_Task instructions:_ All lines in the records below with the word "KYWD" must be returned.

Data records for software interfaces

::::

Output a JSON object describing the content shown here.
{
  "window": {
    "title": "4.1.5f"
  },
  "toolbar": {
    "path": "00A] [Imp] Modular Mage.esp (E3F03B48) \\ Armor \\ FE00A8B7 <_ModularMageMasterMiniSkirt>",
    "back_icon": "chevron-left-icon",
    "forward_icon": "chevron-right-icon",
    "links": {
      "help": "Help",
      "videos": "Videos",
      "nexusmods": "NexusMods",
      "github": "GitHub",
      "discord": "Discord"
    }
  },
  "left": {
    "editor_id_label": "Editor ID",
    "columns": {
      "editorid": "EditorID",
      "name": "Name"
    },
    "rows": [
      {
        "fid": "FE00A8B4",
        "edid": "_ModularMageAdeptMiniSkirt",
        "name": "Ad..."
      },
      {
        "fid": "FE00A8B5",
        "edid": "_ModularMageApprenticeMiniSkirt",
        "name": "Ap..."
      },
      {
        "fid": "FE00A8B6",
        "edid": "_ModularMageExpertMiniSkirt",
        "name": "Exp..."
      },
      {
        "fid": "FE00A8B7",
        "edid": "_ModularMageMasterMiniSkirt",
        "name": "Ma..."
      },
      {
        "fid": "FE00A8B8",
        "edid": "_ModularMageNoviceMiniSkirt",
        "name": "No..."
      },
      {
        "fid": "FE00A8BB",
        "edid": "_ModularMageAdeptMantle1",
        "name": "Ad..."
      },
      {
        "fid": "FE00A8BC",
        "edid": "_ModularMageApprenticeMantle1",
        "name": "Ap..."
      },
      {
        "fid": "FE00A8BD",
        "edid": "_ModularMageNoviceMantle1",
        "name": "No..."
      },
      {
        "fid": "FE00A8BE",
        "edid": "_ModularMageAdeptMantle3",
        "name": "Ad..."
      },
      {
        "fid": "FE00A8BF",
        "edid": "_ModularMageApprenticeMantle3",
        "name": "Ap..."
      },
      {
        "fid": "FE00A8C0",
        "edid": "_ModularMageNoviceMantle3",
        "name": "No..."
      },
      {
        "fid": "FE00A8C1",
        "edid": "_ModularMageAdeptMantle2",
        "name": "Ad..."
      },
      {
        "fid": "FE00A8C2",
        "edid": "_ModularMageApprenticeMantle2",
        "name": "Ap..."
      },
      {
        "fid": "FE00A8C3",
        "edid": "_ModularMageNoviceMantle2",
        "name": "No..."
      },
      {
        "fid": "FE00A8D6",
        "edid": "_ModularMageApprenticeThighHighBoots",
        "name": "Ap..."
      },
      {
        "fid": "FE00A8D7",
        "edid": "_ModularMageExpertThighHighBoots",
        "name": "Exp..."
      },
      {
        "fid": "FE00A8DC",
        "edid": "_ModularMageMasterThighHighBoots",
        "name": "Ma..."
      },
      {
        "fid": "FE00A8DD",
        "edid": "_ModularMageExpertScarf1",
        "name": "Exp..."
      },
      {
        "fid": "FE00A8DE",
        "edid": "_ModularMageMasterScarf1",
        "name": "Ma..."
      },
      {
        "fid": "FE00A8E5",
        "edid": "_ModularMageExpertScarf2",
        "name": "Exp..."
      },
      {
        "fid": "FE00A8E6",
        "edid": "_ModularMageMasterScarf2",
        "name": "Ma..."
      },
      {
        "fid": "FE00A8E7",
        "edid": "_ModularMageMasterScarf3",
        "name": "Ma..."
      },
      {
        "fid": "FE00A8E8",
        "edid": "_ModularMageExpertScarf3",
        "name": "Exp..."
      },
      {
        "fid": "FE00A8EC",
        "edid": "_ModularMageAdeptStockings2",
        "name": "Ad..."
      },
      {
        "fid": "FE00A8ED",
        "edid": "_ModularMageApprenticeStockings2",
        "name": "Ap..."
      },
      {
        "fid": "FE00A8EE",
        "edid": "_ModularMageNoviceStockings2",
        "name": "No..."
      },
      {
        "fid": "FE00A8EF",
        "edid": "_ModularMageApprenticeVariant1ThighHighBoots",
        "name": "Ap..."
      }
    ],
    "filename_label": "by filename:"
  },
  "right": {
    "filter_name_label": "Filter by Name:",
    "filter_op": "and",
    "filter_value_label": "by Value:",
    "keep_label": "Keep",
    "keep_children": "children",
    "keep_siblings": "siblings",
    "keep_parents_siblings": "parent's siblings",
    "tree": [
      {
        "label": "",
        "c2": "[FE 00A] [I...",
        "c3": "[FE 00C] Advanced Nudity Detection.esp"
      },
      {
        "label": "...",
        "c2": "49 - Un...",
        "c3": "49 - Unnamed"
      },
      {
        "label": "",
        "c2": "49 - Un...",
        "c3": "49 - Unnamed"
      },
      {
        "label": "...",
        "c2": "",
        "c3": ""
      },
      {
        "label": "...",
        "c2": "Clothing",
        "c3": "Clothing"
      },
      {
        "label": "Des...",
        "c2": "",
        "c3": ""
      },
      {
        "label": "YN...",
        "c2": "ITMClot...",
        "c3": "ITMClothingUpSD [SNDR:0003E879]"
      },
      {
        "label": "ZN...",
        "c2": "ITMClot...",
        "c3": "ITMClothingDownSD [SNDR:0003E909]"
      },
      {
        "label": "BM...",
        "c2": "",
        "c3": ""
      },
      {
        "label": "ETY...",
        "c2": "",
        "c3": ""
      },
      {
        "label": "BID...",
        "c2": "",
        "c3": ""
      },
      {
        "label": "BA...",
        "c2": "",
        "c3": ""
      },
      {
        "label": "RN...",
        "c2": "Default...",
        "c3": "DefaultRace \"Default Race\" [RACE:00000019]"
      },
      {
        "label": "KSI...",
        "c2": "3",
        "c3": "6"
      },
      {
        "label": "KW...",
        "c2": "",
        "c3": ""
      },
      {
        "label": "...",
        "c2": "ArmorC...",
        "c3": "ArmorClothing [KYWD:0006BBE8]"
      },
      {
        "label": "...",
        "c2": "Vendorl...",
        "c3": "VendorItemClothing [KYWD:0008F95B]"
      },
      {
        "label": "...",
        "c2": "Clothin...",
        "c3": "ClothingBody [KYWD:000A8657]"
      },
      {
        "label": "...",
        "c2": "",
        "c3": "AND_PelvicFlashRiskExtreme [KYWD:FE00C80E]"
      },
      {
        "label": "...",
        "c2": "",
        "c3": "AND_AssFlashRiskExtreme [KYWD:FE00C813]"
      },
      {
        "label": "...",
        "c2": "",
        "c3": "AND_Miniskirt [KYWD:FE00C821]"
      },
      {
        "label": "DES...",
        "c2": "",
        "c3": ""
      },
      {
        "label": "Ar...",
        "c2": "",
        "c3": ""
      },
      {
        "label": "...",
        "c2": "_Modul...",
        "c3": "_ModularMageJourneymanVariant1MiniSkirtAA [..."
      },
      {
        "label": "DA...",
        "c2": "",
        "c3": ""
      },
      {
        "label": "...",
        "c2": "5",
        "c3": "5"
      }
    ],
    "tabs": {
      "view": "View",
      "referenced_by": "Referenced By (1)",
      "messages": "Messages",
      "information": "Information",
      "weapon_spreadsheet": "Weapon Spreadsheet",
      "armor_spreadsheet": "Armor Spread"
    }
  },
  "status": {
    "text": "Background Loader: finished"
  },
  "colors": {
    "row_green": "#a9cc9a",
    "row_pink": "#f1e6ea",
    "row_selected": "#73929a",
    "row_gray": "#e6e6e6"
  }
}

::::

_Output of the exercise:_
        "c3": "ArmorClothing [KYWD:0006BBE8]"
        "c3": "VendorItemClothing [KYWD:0008F95B]"
        "c3": "ClothingBody [KYWD:000A8657]"
        "c3": "AND_PelvicFlashRiskExtreme [KYWD:FE00C80E]"
        "c3": "AND_AssFlashRiskExtreme [KYWD:FE00C813]"
        "c3": "AND_Miniskirt [KYWD:FE00C821]"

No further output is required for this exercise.